The normalization of these variables can be chosen such that :
3. Analysis details
The main goal of this work is to extend the investigation of the phase diagram by measuring the pseudorapidity dependence of fluctuations. Analysis of proton-proton collisions is the baseline for future investigations of nucleus-nucleus collisions.
This paper presents results referring to all charged hadrons with GeV/c produced in the analysis acceptance of the NA61/SHINE experiment  in inelastic proton-proton collisions at beam momenta of 20, 31, 40, 80 and 158 GeV/c. Only data-based corrections for off-target interactions were performed. Simulation-based corrections using the event generator EPOS1.99  and the NA61/SHINE detector simulation chain are in progress for other biases.
The analysis has two parts. In the one window analysis the intensive quantity and the strongly intensive quantities and are studied as functions of the width of the chosen pseudorapidity interval. This corresponds to changing the rapidity averaged baryo-chemical potential at the freeze-out stage . The two windows analysis performs a search for short- and long-range correlations via study of the dependence of the strongly intensive quantity on the distance between two separated pseudorapidity windows in which the Forward and Backward multiplicities are evaluated.

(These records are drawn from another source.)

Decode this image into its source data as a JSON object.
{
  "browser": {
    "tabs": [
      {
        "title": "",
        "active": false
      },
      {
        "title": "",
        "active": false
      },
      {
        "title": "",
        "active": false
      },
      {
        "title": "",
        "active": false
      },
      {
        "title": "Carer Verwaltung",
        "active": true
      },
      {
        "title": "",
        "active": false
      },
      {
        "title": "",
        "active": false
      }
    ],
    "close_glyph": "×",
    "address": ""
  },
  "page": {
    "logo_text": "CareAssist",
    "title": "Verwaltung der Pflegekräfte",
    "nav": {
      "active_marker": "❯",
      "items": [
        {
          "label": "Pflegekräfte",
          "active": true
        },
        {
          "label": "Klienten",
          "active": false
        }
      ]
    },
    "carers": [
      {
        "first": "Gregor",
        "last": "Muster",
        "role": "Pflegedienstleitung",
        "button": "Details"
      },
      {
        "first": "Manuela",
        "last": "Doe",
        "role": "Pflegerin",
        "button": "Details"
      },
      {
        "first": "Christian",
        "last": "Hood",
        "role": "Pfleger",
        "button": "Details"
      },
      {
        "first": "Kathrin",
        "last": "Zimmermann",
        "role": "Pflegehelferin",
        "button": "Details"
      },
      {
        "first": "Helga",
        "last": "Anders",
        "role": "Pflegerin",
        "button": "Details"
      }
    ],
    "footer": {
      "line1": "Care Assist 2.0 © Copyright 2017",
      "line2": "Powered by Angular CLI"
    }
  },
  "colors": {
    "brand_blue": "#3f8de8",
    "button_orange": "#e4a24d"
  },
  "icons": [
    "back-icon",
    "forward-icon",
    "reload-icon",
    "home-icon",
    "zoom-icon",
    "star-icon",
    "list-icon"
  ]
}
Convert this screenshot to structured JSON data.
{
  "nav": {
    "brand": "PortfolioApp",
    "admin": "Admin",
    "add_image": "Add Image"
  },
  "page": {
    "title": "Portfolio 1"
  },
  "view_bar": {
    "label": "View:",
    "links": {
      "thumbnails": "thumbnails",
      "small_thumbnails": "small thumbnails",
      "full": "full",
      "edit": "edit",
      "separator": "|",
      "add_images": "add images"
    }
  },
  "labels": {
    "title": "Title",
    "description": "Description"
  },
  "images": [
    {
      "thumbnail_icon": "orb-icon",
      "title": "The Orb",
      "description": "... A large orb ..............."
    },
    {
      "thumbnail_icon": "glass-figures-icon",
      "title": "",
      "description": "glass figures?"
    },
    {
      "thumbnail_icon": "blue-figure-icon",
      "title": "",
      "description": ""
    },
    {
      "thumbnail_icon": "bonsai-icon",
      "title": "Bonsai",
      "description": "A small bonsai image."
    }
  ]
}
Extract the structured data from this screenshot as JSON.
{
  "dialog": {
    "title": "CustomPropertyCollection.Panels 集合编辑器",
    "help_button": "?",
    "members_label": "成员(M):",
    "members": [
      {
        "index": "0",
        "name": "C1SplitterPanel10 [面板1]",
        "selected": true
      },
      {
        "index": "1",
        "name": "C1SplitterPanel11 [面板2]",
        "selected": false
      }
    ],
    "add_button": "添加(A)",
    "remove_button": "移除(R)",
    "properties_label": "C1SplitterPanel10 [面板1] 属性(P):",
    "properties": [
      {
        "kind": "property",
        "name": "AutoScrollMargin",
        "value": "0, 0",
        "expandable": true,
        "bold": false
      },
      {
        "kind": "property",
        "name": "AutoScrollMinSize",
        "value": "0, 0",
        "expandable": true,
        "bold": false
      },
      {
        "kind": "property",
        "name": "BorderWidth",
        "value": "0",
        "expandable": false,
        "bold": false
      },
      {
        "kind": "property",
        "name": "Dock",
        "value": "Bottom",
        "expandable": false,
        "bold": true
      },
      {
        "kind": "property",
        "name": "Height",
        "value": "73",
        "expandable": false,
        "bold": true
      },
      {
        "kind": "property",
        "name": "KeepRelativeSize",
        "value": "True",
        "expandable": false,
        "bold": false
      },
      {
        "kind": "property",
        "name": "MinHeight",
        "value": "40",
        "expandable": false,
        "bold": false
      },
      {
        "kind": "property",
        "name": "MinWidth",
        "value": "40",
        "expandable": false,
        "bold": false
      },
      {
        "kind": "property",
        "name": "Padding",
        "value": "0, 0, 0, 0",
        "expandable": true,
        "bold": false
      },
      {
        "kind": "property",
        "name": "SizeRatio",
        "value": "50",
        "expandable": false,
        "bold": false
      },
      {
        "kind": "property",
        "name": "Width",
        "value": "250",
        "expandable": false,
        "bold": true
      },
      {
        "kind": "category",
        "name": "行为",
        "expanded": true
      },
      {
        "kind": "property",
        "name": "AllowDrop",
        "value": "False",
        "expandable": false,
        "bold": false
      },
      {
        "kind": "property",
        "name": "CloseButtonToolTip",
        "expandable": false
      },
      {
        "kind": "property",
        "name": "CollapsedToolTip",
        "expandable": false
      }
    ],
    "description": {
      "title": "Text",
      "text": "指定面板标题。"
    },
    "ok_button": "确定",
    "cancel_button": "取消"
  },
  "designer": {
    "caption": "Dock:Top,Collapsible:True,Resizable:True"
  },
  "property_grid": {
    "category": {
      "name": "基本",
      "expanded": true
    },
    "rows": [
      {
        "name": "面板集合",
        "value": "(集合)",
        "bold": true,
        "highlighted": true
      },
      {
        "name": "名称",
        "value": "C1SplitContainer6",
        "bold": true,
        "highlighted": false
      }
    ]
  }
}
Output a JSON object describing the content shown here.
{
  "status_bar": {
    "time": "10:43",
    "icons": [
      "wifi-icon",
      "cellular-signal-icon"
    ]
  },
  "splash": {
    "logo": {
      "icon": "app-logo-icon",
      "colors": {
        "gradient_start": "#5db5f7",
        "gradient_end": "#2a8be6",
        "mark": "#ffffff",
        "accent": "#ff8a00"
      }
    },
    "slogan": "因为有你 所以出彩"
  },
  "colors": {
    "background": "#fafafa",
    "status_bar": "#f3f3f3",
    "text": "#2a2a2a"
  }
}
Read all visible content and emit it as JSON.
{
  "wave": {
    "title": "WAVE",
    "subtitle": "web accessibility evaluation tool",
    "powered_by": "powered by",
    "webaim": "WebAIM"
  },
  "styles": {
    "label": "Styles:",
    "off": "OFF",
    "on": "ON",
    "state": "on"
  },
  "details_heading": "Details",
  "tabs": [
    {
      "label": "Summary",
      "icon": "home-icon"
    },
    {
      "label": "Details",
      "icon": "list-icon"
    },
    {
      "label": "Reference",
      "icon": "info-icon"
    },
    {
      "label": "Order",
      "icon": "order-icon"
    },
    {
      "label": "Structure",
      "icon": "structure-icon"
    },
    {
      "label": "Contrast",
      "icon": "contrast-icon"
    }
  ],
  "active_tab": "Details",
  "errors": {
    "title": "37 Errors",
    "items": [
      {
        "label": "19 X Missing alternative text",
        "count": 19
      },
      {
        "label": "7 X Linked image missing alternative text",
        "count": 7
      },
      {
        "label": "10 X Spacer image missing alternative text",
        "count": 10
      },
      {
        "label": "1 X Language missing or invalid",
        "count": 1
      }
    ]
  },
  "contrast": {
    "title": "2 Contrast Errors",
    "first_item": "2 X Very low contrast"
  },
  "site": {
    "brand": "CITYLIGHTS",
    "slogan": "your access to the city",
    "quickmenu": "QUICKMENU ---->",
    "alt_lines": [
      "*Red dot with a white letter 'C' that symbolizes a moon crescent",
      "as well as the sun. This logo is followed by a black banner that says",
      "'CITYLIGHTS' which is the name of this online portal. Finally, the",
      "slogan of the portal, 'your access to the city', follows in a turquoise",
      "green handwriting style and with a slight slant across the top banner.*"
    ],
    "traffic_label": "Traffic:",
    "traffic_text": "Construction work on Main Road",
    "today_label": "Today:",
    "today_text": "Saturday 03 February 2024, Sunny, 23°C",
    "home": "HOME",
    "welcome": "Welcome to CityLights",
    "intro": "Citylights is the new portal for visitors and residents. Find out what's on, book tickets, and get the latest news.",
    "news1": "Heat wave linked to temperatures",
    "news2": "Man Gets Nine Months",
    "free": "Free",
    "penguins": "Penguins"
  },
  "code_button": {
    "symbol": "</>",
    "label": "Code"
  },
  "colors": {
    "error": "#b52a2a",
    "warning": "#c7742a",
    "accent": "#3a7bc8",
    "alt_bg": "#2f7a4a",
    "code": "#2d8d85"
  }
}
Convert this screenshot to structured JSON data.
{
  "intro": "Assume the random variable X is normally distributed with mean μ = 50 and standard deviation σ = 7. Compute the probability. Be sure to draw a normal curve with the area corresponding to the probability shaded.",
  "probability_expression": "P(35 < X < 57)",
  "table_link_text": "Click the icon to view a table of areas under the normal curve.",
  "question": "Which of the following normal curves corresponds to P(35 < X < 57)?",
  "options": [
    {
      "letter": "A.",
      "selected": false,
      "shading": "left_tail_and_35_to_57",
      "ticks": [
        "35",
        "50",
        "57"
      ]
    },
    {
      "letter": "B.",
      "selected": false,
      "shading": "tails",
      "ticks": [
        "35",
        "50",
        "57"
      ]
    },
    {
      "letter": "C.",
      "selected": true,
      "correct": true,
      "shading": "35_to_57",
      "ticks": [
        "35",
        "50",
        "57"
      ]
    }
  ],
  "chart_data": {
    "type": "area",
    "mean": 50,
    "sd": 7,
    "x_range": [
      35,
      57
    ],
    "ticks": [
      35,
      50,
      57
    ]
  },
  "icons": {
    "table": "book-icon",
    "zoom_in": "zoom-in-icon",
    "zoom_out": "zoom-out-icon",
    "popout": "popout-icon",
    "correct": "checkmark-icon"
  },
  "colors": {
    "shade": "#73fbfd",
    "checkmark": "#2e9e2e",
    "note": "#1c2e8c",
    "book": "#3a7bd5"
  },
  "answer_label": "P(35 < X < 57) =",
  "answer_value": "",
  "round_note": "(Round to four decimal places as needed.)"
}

The one window analysis
Here was taken as the event multiplicity of charged hadrons and as the scalar sum of their transverse momenta. With denoting the average value over all events and the inclusive average value (over all particles and all events), one can define the following intensive quantities :
and strongly intensive quantities :
with normalization :
The two windows analysis
Taking the extensive event quantities as the multiplicity in the Forward pseudorapidity window and as the multiplicity in the Backward pseudorapidity window, the above formulae will transform  into:
Definitions of pseudorapidity intervals
All results are presented as functions of in the lab system according to the Fig.1. In the following the lower edges of the pseudorapidity intervals are moving from to corresponding to the range from to . is restricted to this range to exclude the influence of the bad acceptance coverage at small and to reduce contributions from elastic processes at .
The presented preliminary results refer to all charged hadrons with GeV/c produced in the acceptance of the NA61/SHINE experiment  in inelastic p+p collisions.
The studied fluctuation measures significantly depend on the width and the location of the pseudorapidity intervals. Results for and depend on the collision energy (see Fig.2). The values of rise with increasing beam energy and width of the rapidity interval. The values of are less than one with deviation increasing with beam energy and width of the rapidity interval. On the other hand the values of are similar at all beam momenta and show the same rising tendency with increasing width of the rapidity interval (see conference slides). The azimuthal acceptance changes only slightly for different beam momenta. A significant discrepancy between data and EPOS1.99 calculations is observed for at all collision energies (see example for 158 GeV/c presented in Fig. 3, left). It is more pronounced for the larger width of the pseudorapidity interval. However, EPOS1.99 well describes and (see Fig. 3, right and conference slides). In the two windows analysis there is an increase of the value of with the distance between forward and backward pseudorapidity intervals which is more pronounced for the higher energy (see Fig. 4). EPOS1.99 predictions are in a good agreement with the data.